Laser "pinging" shows promise for fast and cheap water testing
Looking for impurities in drinking water or other liquids typically involves chemical analysis, which may be time-consuming. Now, however, scientists have created an inexpensive system in which light – that's converted to sound – is used to instantly determine if water is safe to drink.
Being developed by a team at the University of Missouri, the setup utilizes a commercially-available laser tattoo removal machine, which emits a series of 10-nanosecond-long laser-light flashes. These flashes travel down a fiber optic cable, the other end of which is submerged in a small water sample. That end of the cable is also covered in paint-on liquid electrical tape.
In what is known as the photoacoustic effect, the light rapidly heats the tape, causing it to vibrate and emit pulses of sound. The sound waves travel through the liquid, and are detected by a microphone.
By measuring the amount of time that passes between each laser flash occurring and the accompanying sound reaching the mic, it's possible to determine the speed at which the sound waves are travelling through the water. Should the sound not be moving as fast as it would be in untainted water, that means there's something else in the sample, slowing the sound waves down.
"If the water isn't drinkable, then our method will tell you that something is wrong with the water," says Assoc. Prof. Luis Polo-Parada. "For instance, if a facility removes salt from sea water in order for water to be safe for drinking, our method can help alert the facility to potential changes such as an issue with the desalination process."
It is hoped that once the technology is developed further, it could also be used to inspect other liquids – this could include checking for inferior oil diluted into supposedly high-quality olive oil, assessing the quality of liquid honey, or determining the amount of artificial sweeteners or sugar added to soft drinks.
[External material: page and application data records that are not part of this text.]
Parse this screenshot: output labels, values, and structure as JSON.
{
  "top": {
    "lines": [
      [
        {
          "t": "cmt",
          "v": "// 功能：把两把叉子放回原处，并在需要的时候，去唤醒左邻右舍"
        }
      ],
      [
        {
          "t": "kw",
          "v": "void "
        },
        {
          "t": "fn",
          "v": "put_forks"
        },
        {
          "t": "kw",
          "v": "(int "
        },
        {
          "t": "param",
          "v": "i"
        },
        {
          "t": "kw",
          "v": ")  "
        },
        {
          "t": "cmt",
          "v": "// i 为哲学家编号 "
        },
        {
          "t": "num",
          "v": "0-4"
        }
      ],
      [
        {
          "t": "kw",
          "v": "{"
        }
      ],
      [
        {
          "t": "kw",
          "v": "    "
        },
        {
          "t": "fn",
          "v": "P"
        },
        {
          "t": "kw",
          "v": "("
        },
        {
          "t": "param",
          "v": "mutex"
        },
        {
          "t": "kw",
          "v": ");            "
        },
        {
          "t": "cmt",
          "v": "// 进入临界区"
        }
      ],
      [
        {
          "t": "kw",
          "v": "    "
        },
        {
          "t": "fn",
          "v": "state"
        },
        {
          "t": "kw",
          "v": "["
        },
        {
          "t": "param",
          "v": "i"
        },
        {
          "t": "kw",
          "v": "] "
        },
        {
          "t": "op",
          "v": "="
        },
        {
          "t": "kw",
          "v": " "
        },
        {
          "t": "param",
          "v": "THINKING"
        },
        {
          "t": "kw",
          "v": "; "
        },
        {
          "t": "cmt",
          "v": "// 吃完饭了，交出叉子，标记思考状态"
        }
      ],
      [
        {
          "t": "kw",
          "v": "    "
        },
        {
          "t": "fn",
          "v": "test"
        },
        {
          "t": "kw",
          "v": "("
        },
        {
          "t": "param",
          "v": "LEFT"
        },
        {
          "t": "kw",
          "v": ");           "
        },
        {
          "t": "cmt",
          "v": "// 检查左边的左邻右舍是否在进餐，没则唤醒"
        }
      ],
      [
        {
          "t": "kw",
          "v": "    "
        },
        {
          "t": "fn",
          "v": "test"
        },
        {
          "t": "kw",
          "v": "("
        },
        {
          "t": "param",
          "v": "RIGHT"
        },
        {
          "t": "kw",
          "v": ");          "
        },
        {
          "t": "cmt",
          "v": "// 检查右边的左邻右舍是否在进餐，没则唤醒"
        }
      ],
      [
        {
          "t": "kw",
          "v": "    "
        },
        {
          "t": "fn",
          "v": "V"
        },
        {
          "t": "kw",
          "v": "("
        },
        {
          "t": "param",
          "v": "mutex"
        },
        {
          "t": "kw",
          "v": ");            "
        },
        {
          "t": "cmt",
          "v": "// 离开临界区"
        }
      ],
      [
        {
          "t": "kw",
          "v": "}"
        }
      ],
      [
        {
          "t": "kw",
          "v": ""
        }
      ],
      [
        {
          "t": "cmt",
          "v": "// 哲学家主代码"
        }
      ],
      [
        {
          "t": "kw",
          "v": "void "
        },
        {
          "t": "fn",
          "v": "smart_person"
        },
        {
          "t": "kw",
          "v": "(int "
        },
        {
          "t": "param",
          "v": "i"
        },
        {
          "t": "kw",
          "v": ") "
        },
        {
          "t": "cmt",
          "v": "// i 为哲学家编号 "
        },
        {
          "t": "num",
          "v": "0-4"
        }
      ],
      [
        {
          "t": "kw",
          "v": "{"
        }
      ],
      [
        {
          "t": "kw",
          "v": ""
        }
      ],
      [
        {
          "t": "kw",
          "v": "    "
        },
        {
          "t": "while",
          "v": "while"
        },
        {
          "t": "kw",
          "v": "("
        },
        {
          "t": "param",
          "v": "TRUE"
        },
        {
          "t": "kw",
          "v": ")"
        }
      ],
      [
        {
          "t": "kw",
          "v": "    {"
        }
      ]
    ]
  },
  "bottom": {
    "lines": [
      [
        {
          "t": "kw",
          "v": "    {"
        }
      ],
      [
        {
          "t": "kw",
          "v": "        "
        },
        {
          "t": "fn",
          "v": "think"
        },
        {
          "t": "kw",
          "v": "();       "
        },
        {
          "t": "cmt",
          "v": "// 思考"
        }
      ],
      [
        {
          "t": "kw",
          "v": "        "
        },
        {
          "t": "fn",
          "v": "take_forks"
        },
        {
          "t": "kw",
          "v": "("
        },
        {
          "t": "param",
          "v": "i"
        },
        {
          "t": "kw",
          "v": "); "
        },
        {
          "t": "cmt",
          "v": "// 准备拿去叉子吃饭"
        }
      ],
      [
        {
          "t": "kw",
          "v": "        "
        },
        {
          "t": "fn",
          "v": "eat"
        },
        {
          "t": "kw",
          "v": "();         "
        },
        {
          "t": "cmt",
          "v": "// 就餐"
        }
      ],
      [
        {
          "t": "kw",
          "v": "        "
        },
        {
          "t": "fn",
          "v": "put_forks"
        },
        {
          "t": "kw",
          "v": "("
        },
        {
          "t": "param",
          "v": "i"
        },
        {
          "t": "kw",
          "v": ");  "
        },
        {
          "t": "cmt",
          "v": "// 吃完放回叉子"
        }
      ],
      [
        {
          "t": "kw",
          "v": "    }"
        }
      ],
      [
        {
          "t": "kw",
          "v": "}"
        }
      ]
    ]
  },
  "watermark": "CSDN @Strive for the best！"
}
A paper on the research was recently published in the journal Sensors and Actuators, B: Chemical.
Source: University of Missouri